If you’re a sports fan, you must be in heaven this weekend. All three major American spectator sports—baseball, football and basketball—are underway right now. Even if you can’t attend in person, you can watch the games on TV without too much trouble.
Meanwhile, if you’re an old NASCAR Winston Cup fan like me—one who doesn’t have access to all the sports channels on cable or satellite TV, that is—you may as well be sitting out in the middle of an Iowa cornfield, in a Field of Dreams sort of way. “Is this heaven?” the ghost of Dale Earnhardt might ask as he plops down into my recliner.
“No,” I’d say. “It’s pure hell. We don’t have cable.”
He has orange hair. He sniffs too much. He can’t keep his tiny paws off the girls. He’s a lurker, always peering over one particular female’s shoulder. And we don’t think he’s very smart—at least, he isn’t going out of his way to show his intelligence. But the orange-haired guy is entertaining. He really is.
She is small and fiesty. But she’s smart, really smart. And she is so very determined—when she wants something, she never gives up until she gets it. She’s been ill lately. At first, we didn’t think we’d like her because she was always in trouble, especially with computers, but we’ve come to like her.

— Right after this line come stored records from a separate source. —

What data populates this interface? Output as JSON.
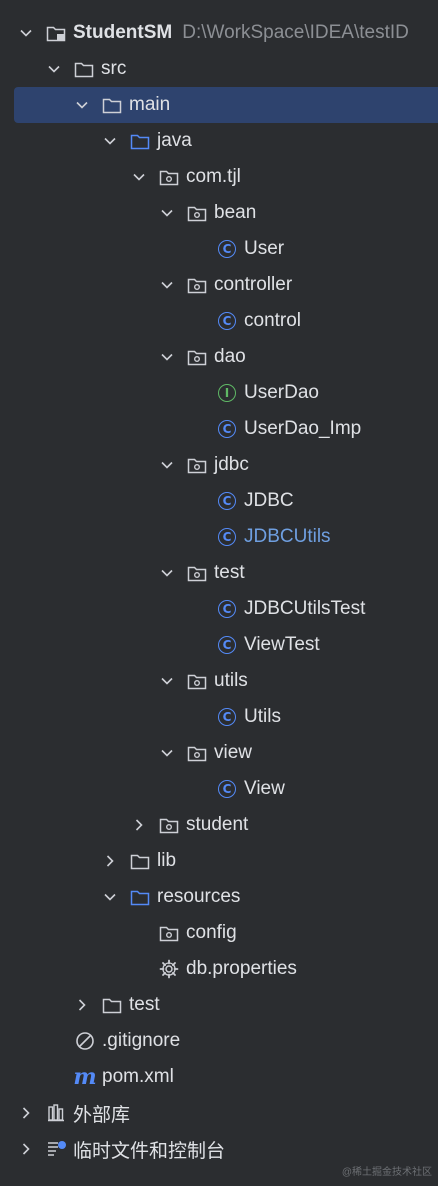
{
  "tree": {
    "root": {
      "label": "StudentSM",
      "path": "D:\\WorkSpace\\IDEA\\testID"
    },
    "src": "src",
    "main": "main",
    "java": "java",
    "com_tjl": "com.tjl",
    "bean": "bean",
    "user": "User",
    "controller": "controller",
    "control": "control",
    "dao": "dao",
    "user_dao": "UserDao",
    "user_dao_imp": "UserDao_Imp",
    "jdbc": "jdbc",
    "jdbc_class": "JDBC",
    "jdbc_utils": "JDBCUtils",
    "test_pkg": "test",
    "jdbc_utils_test": "JDBCUtilsTest",
    "view_test": "ViewTest",
    "utils": "utils",
    "utils_class": "Utils",
    "view": "view",
    "view_class": "View",
    "student": "student",
    "lib": "lib",
    "resources": "resources",
    "config": "config",
    "db_properties": "db.properties",
    "test_dir": "test",
    "gitignore": ".gitignore",
    "pom": "pom.xml",
    "external_libraries": "外部库",
    "scratches": "临时文件和控制台"
  },
  "icons": {
    "class_glyph": "C",
    "interface_glyph": "I",
    "maven_glyph": "m"
  },
  "watermark": "@稀土掘金技术社区",
  "colors": {
    "background": "#2b2d30",
    "selection": "#2e436e",
    "class_icon": "#548af7",
    "interface_icon": "#5fb865",
    "highlight_text": "#6f9fe0"
  }
}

The two of them are vying to succeed the coolest cat to ever reside in our white house. He was larger than life. He was unlike any other—the first of his kind—but it was part of the reason we liked him. He was easy-going most of the time but assertive when he had to be. He was our favorite of all time.